Every beer brewed by Heater Allen is a lager, just the second such experiment in Oregon's craft-brewing history. You'll recall that the two previous incarnations of Northwest micro lager brewing, Saxer and Thomas Kemper, didn't fare so well. So why lagers?
"I like lagers, number one," he said, "and number two, I view it as a market niche. A lot of people do fabulous pale ales--I just didn't think we needed another one." He also likes the way the exceptionally soft water that washes down the Nestucca and Yamhill Rivers gives his beer a softer palate (noticeable indeed--see my review, below).
Given the small batches he's brewing, lagers seem like a decent bet. Saxer and Thomas Kemper both tried to support substantial volume--but, even at seven barrels, Heater Allen would be a fraction the size. I suspect people will also be willing to give lagers a second look--in the early 90s, when Saxer got started, lagers still had a strong association with the stuff you got in cans. I think a nice pilsner (see below) will have a receptive audience, and the schwarzbier style is one of the nicest--and tailor made for NW audiences.
The three beers Allen brought to Portland were all excellent. He uses a Bohemian pilsner yeast, and it leaves the beers soft and sweet. He spoke at length about malts, which are more evident in a clean lager than in ales--a further reason to welcome these beers. Malts are so often an afterthought in Oregon brewing, where the layered flavors come from complex infusions of hops. In Allen's beers, the malt character is complex, and the hops have to vie for attention (don't worry, they're ample enough for Beervana). Notice also the strength--these beers are true sessions, weighing in at less than 5% abv.
- Pale Lager (pilsner) - Pilsners are, Allen told me as I started sipping his version, "really, really hard to make." He experimented with 14 versions of this recipe before he got it down. It was worth the effort. It is a classic Bohemian pils, more like Budvar than Urquell, with a soft palate and sneaky hopping. The Saaz are clear and crisp, but they aren't intense until you've had a sip or four, and then the bitterness starts gathering at the back of your tongue. It's really hard to find a fresh pils in Oregon--this would be a most welcome addition. (4.8%, 40 IBU) Rating: B+
- Coastal Common - This beer recalls steam beer without actually being one. Steam beers are lagers fermented at warmer ale temperatures, but in Allen's version, only marginally so ("a degree or two"). He designed it to appeal to fans of traditional Oregon ales, and hopped it with lots of Cascade. The result is slightly disorienting. With a citrus bouquet and palate, the tongue settles in for a long, sweet finish. Instead, it dries and ends abruptly. I would need a couple pints to see if I could shake my habitual expectation. (4.9%, 39 IBU) Rating: B.

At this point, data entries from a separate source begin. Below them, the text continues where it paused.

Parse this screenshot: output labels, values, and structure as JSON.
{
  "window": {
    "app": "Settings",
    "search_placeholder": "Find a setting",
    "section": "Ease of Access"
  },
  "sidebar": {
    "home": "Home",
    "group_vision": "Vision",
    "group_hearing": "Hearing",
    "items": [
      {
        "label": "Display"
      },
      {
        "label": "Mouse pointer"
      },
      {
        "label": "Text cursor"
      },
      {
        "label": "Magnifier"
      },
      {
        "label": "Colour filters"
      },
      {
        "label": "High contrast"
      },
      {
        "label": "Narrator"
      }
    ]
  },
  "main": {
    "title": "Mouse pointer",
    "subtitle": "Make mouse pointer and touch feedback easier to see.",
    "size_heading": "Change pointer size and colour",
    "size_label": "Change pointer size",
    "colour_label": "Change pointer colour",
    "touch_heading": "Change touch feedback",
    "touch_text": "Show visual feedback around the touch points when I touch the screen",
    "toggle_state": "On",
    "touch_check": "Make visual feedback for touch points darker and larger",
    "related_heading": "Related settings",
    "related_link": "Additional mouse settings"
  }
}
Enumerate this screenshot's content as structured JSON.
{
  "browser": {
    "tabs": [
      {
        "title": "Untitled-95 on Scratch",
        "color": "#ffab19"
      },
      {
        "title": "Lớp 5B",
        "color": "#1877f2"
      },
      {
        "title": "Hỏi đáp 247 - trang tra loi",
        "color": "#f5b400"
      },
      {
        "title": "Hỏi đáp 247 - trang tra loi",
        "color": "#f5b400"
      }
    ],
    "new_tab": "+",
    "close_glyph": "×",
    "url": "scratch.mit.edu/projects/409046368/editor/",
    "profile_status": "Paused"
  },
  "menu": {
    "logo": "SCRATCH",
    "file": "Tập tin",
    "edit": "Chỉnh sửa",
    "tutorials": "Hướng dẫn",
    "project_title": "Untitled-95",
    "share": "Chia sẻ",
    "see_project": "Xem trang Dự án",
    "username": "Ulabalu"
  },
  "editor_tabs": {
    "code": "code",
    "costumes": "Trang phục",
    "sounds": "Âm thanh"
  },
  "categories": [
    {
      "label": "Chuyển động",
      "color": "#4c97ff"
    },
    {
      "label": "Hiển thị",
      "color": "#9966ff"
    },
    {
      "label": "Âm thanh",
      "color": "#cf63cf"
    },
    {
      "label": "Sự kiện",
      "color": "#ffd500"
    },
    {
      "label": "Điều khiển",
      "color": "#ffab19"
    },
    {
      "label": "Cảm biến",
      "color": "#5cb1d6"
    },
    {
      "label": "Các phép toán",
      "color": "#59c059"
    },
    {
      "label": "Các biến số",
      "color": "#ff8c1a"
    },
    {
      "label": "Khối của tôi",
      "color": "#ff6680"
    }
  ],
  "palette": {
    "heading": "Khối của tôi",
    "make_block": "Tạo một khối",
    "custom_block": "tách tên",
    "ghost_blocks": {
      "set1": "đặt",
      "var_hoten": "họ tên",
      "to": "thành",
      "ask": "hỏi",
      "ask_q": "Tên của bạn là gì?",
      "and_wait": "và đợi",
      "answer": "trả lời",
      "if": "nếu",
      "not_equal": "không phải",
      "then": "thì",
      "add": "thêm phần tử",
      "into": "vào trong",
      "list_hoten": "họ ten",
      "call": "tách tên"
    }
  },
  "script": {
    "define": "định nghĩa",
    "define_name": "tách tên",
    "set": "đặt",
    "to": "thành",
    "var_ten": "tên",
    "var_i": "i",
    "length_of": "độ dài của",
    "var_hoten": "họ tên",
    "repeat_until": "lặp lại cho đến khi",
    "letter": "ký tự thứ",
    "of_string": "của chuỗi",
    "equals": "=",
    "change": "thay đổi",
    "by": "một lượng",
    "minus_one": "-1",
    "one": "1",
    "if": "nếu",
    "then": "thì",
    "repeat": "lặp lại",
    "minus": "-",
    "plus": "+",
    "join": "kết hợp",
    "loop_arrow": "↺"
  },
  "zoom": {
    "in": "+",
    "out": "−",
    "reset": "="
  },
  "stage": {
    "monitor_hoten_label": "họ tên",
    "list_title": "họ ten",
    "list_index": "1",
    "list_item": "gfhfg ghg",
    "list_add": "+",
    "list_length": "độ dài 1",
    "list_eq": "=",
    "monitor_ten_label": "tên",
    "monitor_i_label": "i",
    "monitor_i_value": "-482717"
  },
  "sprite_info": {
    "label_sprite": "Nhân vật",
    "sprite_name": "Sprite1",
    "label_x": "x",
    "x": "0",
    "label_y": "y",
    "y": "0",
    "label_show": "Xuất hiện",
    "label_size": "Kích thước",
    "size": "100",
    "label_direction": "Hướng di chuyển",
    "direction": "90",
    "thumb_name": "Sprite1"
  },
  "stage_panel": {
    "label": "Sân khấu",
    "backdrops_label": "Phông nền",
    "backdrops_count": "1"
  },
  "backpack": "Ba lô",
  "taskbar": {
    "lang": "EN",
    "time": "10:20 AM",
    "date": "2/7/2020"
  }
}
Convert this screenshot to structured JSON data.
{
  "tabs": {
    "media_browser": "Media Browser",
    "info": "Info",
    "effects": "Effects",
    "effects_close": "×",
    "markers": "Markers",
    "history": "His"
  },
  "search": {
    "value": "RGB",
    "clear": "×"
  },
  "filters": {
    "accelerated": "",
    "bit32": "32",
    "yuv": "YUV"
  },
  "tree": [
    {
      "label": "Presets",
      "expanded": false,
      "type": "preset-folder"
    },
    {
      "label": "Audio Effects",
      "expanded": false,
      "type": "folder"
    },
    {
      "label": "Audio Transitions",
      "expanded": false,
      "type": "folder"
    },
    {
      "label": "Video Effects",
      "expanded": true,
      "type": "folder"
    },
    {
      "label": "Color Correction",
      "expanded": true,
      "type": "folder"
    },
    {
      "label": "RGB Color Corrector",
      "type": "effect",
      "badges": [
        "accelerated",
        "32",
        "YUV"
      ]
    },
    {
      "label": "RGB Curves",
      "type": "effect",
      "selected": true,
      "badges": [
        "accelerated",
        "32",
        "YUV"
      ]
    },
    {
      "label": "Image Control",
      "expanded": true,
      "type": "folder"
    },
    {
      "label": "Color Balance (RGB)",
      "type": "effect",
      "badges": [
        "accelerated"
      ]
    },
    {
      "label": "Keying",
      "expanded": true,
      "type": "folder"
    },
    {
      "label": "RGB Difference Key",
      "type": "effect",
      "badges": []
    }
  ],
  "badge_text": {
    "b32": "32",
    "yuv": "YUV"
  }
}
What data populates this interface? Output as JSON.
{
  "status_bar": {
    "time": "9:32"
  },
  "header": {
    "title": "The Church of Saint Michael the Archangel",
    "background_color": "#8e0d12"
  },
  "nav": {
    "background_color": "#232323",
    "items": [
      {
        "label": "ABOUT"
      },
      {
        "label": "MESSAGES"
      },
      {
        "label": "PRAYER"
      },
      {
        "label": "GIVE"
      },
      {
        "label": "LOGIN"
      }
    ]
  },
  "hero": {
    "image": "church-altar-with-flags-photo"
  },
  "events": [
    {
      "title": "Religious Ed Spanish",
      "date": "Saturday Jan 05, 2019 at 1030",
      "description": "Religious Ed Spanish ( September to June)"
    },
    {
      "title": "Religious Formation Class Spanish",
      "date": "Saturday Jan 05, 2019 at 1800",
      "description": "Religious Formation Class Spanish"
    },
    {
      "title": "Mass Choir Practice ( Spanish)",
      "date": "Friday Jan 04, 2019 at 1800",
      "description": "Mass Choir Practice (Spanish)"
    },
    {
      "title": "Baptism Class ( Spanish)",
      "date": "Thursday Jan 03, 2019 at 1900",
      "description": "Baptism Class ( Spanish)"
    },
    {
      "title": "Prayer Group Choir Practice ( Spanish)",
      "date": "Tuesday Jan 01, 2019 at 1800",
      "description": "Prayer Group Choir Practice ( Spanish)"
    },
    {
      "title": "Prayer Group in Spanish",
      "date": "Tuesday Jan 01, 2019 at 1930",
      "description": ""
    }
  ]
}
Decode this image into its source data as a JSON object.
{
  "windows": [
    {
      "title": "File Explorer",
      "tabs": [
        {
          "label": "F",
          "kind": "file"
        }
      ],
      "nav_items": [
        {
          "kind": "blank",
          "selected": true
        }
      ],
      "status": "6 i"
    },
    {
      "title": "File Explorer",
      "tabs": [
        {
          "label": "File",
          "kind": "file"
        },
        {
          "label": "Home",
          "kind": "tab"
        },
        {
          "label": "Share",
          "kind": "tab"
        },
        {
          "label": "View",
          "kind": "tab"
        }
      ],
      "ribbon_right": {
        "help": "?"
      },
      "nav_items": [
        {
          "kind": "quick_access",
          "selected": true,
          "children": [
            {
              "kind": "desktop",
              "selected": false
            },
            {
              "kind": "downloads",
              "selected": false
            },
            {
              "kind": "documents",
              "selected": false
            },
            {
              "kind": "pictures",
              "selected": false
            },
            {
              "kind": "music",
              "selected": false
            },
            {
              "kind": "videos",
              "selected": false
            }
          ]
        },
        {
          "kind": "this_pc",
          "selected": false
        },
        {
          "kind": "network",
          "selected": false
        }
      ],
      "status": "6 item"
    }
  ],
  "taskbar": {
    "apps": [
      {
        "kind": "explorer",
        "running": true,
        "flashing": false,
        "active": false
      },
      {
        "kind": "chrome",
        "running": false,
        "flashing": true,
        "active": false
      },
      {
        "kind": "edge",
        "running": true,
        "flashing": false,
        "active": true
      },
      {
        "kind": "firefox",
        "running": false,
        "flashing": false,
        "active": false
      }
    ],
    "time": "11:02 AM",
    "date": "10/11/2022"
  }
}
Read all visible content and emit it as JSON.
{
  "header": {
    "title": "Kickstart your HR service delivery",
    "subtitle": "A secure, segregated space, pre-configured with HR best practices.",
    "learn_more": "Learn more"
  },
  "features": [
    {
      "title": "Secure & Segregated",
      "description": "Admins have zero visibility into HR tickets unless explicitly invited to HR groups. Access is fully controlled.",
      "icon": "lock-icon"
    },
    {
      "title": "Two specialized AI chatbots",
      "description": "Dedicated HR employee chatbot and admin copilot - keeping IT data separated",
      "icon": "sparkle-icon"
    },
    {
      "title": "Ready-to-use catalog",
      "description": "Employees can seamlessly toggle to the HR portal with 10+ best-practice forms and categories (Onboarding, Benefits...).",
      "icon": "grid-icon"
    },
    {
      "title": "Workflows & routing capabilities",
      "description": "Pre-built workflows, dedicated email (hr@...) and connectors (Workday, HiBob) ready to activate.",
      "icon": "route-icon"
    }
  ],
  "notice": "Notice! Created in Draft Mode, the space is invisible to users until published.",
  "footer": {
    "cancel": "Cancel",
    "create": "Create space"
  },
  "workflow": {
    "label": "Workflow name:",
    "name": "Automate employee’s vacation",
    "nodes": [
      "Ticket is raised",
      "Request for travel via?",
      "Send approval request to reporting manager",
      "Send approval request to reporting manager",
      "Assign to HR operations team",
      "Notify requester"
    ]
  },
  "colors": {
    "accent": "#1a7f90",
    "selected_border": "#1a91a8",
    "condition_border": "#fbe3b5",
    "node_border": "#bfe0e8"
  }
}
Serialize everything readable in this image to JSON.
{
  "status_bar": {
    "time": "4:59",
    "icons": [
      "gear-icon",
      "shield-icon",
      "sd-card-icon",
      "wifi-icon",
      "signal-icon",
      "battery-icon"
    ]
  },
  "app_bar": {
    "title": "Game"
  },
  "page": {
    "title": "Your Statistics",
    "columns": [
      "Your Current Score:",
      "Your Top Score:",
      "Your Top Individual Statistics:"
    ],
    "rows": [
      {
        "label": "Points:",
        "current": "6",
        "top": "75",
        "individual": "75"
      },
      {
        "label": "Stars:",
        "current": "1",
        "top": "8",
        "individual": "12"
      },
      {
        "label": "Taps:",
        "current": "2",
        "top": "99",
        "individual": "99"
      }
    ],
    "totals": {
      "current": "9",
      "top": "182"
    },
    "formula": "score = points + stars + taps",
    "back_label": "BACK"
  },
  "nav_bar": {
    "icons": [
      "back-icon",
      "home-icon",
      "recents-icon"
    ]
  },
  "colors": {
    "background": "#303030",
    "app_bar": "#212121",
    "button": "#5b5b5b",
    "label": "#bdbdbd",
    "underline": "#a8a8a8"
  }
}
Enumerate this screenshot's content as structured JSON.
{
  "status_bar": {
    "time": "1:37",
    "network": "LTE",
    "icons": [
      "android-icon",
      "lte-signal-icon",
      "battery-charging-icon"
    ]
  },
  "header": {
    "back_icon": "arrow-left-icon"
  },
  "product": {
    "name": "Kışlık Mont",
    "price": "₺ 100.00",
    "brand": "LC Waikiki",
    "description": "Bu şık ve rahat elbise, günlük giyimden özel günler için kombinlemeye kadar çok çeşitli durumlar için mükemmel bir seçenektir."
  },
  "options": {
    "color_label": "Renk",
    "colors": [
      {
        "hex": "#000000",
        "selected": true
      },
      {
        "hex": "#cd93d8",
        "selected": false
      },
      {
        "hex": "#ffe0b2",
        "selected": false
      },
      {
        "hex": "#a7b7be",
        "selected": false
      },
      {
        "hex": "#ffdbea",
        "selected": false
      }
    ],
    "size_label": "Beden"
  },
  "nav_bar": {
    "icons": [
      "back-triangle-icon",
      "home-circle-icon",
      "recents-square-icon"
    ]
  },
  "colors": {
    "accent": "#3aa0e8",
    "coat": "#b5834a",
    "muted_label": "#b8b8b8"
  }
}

- Dunkel - A beer that occupies the place a brown ale does in the English lineup, and just as obscure in American brewing. This is really the finest example of malt complexity of the three he brought--I found roast notes, chocolate, and nuts. He adds just a touch of crystal malt to draw out a poundcake-like note. Keep sipping and you keep finding more. As with his other beers, it finished a little sweeter than some lagers, giving it a fullness in the finish I enjoyed. I think of browns as the cold-weather session, and this one was perfect on the freezing evening I tried it. Rating: B+